→ PROBLEM STATEMENT: Look through the listing below, find every line with the string "this", and copy it.

→ DATASET RECORDS:

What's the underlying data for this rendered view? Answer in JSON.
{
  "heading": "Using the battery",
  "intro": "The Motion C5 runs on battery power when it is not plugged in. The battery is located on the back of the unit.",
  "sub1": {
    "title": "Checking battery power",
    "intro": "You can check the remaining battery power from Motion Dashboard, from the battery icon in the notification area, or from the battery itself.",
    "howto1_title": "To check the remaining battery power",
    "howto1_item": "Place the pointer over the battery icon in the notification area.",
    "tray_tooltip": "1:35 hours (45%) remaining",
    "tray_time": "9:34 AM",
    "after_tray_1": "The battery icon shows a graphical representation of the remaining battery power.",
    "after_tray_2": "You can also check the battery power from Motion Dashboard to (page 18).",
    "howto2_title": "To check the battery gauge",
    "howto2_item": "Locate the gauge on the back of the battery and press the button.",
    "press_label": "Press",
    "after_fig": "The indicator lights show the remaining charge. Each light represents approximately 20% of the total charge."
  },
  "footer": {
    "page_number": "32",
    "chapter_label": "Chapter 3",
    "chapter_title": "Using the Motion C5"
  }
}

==

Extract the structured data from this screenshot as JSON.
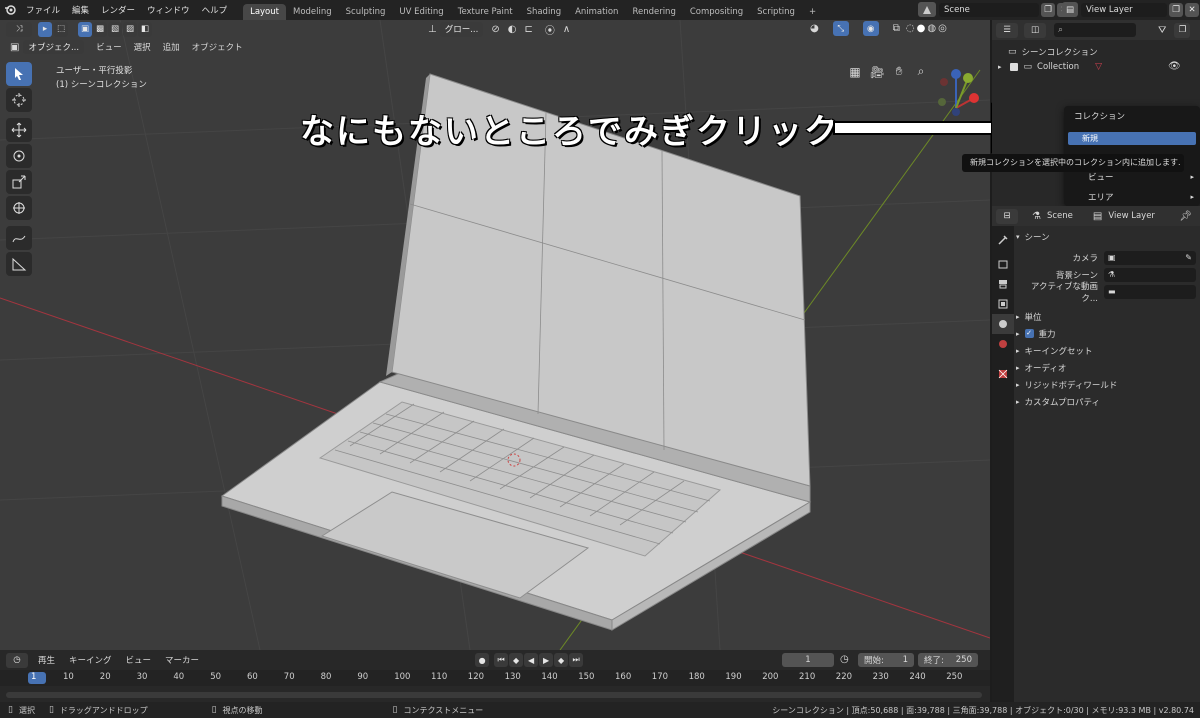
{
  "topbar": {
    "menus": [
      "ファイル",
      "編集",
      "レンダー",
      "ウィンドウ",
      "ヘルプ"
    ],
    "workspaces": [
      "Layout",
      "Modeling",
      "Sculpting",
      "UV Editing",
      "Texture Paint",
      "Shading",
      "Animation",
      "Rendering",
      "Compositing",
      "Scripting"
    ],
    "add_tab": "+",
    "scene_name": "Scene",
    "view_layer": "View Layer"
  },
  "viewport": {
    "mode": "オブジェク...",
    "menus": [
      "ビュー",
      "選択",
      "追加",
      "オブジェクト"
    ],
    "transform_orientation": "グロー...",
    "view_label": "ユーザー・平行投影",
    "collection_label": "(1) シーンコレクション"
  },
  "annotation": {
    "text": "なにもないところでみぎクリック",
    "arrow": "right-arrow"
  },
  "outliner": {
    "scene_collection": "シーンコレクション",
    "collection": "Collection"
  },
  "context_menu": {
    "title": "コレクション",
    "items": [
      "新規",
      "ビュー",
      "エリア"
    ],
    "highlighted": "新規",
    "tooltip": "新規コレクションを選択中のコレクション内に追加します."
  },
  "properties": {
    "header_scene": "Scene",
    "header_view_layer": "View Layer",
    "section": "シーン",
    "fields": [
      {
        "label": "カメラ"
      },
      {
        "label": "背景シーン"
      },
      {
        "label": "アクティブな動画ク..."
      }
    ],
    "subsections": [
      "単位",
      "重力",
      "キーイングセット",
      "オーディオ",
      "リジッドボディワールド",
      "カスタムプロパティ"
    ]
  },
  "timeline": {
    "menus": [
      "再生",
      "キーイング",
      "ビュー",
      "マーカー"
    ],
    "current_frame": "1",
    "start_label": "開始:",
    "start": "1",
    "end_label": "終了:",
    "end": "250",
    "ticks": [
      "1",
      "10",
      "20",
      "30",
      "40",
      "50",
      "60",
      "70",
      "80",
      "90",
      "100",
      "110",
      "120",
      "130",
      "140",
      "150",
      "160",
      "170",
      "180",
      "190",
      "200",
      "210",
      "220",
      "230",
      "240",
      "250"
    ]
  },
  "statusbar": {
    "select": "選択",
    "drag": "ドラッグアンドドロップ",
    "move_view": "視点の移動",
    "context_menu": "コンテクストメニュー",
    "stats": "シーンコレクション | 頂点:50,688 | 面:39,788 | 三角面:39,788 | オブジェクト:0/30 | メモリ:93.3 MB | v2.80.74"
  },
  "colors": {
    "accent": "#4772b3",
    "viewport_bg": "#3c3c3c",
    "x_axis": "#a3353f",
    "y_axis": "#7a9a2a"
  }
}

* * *

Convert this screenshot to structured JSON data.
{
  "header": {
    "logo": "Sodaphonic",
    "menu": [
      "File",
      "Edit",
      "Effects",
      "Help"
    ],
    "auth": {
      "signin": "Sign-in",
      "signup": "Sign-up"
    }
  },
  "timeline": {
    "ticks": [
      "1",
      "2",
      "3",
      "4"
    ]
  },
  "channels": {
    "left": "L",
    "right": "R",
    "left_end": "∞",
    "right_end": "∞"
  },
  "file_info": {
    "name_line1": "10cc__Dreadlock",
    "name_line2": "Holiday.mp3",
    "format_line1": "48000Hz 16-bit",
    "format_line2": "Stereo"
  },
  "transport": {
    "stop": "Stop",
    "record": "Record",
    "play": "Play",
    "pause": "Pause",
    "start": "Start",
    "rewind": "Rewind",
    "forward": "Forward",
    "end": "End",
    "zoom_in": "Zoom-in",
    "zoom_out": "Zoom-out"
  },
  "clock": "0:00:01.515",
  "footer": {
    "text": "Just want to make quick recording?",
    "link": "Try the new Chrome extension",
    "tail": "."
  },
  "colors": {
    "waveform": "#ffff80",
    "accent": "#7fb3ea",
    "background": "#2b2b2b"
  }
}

→ SOLUTION:
What's the underlying data for this rendered view? Answer in JSON.
Extract the structured data from this screenshot as JSON.
Convert this screenshot to structured JSON data.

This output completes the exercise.